What do you think about ambiguous endings? Does a romance always need a clear HEA? Love them? Hate them? Even if you hate them, it is interesting to think about what the alternative to a HEA would be for your characters? What would be the second-best thing? What place do they need to come to regardless of the outcome of the romance? Thinking about these questions can actually increase the punch of a HEA ending. So, share your thoughts with us!
Monday, July 02, 2007
Ever had a book take an unexpected twist on you? It happened to me this weekend. I'd plotted out my book, knew where it was going and how it would end, then wrote a scene that ended up going in a completely different direction. (I blogged about this at my personal blog but figured I'd do it here and see if it's ever happened to any of you.) Now, granted, I'm not a big plotter. I mean, I have scene lists, plot points I know I need to hit, but generally the book goes where it needs to go and I don't over plot any one point. This scene, however, took the book in a totally different direction. And after I was done, I sat back and thought, Hmm...how on earth did that happen? Then I moved away from the computer, let it sink in, and realized - like a smack to my forehead - that this was exactly where the book should have gone.
I don't overanzlyze things to death, and I sort of think of myself as an organic writer. The biggest problems I've had with books is trying to force a story to go in a direction it doesn't want to go. And maybe that's why this book is taking so dang long to finish. Regardless, now that this new path has been shown to me by the plotting fairies, I think I may actually see the light at the end of the tunnel. I can finally see the black moment and the resolution, and I know what my hero has to give up in order for the story to get there (and it's definitely something he NEVER would have given up when the book started).
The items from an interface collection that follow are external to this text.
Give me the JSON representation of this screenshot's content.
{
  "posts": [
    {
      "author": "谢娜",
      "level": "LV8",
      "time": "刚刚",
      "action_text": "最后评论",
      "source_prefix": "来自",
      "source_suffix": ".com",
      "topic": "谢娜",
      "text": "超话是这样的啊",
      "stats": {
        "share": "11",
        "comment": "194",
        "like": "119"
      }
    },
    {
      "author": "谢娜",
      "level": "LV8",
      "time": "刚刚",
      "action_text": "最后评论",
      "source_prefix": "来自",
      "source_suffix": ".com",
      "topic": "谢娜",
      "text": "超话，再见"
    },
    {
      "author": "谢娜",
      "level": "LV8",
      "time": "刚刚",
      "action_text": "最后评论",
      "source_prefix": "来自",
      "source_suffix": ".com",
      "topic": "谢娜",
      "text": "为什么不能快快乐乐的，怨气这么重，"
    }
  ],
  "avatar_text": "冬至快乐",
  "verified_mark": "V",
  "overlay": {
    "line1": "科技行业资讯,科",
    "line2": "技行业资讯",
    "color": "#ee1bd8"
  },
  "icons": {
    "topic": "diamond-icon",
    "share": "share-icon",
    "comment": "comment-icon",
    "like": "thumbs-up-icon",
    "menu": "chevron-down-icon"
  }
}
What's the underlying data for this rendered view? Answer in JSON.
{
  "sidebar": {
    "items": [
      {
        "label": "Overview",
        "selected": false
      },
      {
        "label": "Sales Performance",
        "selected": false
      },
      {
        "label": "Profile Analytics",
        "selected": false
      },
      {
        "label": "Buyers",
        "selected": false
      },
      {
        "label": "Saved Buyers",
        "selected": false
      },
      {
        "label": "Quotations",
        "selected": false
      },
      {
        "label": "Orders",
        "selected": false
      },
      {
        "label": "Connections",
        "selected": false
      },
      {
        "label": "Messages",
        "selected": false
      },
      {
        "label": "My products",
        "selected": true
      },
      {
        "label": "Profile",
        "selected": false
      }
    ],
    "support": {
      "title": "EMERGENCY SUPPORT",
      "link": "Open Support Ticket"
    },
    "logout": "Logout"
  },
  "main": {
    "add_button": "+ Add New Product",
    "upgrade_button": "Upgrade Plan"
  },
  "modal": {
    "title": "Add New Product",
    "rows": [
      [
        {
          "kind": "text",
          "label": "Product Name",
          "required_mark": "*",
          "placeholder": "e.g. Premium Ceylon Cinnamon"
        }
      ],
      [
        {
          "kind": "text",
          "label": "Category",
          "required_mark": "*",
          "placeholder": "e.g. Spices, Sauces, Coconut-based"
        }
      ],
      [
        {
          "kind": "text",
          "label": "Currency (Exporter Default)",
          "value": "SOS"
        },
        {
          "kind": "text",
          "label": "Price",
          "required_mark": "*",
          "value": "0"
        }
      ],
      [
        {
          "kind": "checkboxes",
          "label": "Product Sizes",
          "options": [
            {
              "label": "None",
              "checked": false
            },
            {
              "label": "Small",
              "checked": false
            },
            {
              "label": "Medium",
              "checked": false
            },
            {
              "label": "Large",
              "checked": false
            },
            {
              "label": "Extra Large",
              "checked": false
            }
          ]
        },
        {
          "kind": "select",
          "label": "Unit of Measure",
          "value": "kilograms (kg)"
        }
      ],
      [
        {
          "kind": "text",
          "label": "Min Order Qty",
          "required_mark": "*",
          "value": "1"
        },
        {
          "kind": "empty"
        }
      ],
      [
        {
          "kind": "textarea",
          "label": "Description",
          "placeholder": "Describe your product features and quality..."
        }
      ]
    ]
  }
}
So I'd love to hear if this has ever happened to anyone else. Especially if you consider yourself a big plotter.